Work required ▸ Retype the listing in full. Change nothing.

Source records ▸

====

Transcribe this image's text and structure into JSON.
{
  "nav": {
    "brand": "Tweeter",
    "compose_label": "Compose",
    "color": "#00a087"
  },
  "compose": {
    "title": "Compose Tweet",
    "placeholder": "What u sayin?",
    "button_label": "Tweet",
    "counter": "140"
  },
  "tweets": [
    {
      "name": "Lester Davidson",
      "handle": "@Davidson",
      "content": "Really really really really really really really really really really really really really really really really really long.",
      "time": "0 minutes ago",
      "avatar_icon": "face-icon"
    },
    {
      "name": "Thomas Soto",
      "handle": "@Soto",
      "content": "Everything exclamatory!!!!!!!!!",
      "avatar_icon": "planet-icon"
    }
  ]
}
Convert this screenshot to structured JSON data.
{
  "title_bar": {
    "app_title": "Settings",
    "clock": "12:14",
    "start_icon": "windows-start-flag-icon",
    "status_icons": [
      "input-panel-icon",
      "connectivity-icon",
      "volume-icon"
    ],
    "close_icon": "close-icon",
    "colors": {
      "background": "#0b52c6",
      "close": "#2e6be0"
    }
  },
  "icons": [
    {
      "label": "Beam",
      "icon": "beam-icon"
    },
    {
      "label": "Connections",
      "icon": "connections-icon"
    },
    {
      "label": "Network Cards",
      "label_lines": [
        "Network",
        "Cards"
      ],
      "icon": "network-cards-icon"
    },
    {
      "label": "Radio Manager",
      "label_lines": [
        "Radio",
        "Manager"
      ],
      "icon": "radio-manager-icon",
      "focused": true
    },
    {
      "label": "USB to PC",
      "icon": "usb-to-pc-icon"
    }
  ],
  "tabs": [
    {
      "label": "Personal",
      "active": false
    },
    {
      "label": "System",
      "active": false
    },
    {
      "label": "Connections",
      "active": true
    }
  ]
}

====

Exercise output ▸
Transcribe this image's text and structure into JSON.
{
  "nav": {
    "brand": "Tweeter",
    "compose_label": "Compose",
    "color": "#00a087"
  },
  "compose": {
    "title": "Compose Tweet",
    "placeholder": "What u sayin?",
    "button_label": "Tweet",
    "counter": "140"
  },
  "tweets": [
    {
      "name": "Lester Davidson",
      "handle": "@Davidson",
      "content": "Really really really really really really really really really really really really really really really really really long.",
      "time": "0 minutes ago",
      "avatar_icon": "face-icon"
    },
    {
      "name": "Thomas Soto",
      "handle": "@Soto",
      "content": "Everything exclamatory!!!!!!!!!",
      "avatar_icon": "planet-icon"
    }
  ]
}
Convert this screenshot to structured JSON data.
{
  "title_bar": {
    "app_title": "Settings",
    "clock": "12:14",
    "start_icon": "windows-start-flag-icon",
    "status_icons": [
      "input-panel-icon",
      "connectivity-icon",
      "volume-icon"
    ],
    "close_icon": "close-icon",
    "colors": {
      "background": "#0b52c6",
      "close": "#2e6be0"
    }
  },
  "icons": [
    {
      "label": "Beam",
      "icon": "beam-icon"
    },
    {
      "label": "Connections",
      "icon": "connections-icon"
    },
    {
      "label": "Network Cards",
      "label_lines": [
        "Network",
        "Cards"
      ],
      "icon": "network-cards-icon"
    },
    {
      "label": "Radio Manager",
      "label_lines": [
        "Radio",
        "Manager"
      ],
      "icon": "radio-manager-icon",
      "focused": true
    },
    {
      "label": "USB to PC",
      "icon": "usb-to-pc-icon"
    }
  ],
  "tabs": [
    {
      "label": "Personal",
      "active": false
    },
    {
      "label": "System",
      "active": false
    },
    {
      "label": "Connections",
      "active": true
    }
  ]
}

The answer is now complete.